WHAT THE TASK REQUIRES »
Within the entries below, find every line that has the string "align", then copy it.

Source data:
════════
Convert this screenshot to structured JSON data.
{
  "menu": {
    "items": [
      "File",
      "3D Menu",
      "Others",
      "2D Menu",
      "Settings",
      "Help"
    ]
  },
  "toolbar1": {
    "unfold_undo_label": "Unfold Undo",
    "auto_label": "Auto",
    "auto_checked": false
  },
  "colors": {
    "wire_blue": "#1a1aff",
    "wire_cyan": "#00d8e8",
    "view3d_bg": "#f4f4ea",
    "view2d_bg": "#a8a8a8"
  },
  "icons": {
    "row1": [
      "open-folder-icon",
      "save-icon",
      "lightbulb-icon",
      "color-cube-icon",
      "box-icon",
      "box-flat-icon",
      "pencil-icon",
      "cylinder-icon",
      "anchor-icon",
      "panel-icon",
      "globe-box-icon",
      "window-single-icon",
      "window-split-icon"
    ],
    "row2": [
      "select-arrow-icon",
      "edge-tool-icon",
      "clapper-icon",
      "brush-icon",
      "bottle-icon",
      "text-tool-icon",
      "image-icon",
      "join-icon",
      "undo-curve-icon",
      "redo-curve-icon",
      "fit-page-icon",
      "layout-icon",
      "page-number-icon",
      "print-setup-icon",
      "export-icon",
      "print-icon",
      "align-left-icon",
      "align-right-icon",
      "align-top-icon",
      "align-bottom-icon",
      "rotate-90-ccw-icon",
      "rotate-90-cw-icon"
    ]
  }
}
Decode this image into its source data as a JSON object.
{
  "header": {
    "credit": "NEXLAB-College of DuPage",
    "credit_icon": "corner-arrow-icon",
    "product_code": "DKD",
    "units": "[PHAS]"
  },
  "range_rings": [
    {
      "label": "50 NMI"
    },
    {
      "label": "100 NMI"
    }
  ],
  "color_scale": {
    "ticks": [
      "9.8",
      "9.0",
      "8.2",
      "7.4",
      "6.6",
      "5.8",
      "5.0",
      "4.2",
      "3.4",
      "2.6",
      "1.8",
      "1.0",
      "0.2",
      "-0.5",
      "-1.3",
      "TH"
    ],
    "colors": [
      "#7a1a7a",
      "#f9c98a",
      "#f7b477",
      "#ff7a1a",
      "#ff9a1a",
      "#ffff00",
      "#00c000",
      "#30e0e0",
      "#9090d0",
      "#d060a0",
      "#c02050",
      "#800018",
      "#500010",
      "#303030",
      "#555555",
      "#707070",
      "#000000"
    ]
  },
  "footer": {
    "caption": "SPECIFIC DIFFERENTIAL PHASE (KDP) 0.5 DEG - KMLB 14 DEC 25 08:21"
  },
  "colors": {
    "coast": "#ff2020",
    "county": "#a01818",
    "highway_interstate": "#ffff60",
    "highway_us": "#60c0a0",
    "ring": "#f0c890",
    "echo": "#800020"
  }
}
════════
EXPECTED ANSWER »
      "align-left-icon",
      "align-right-icon",
      "align-top-icon",
      "align-bottom-icon",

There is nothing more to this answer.